Task objective
In the entries below, find every line with "status" and copy it.

Excerpted data

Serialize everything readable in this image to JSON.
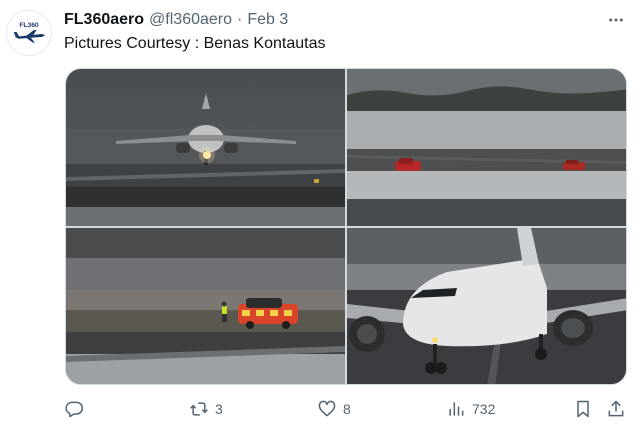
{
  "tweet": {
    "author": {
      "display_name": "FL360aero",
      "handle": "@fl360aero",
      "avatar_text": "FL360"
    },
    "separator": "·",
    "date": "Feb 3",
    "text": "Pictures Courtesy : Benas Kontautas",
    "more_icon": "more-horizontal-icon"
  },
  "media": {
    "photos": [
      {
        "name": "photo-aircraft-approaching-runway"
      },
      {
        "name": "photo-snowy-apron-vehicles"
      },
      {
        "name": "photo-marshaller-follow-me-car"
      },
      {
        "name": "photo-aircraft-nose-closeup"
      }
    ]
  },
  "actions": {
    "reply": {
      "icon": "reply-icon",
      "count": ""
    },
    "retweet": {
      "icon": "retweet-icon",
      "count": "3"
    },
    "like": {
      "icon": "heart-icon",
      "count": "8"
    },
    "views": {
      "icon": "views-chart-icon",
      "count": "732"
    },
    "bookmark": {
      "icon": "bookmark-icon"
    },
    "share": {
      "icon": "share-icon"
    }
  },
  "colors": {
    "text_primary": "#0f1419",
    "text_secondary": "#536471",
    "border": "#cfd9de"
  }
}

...

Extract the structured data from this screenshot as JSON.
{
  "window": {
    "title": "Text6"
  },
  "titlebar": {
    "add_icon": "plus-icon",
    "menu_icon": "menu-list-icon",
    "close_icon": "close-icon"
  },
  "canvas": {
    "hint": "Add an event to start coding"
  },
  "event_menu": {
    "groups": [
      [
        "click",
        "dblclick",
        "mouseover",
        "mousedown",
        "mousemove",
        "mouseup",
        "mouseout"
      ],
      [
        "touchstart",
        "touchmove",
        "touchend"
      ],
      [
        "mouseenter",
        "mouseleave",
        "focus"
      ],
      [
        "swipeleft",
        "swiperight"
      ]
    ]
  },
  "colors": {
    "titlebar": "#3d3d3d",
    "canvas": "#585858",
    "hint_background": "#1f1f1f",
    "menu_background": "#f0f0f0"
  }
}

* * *

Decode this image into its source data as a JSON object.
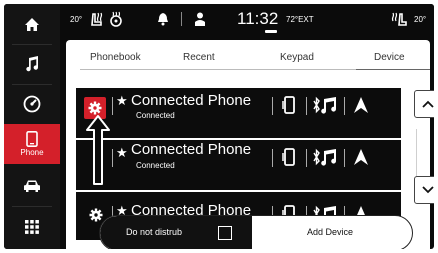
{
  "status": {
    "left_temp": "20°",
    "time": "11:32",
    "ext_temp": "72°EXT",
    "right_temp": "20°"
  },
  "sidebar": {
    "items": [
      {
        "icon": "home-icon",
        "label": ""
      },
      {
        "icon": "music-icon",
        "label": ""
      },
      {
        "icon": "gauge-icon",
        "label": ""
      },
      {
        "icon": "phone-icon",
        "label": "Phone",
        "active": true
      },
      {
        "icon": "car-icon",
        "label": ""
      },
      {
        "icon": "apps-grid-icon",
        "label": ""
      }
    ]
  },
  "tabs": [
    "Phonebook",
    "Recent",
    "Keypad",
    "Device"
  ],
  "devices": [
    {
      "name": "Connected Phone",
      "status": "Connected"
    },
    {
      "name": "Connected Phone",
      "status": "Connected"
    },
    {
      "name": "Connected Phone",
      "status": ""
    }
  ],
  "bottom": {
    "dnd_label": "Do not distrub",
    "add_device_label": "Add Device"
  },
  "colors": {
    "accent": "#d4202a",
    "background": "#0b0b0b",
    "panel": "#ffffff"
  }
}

Response area
  "status": {
      "status": "Connected"
      "status": "Connected"
      "status": ""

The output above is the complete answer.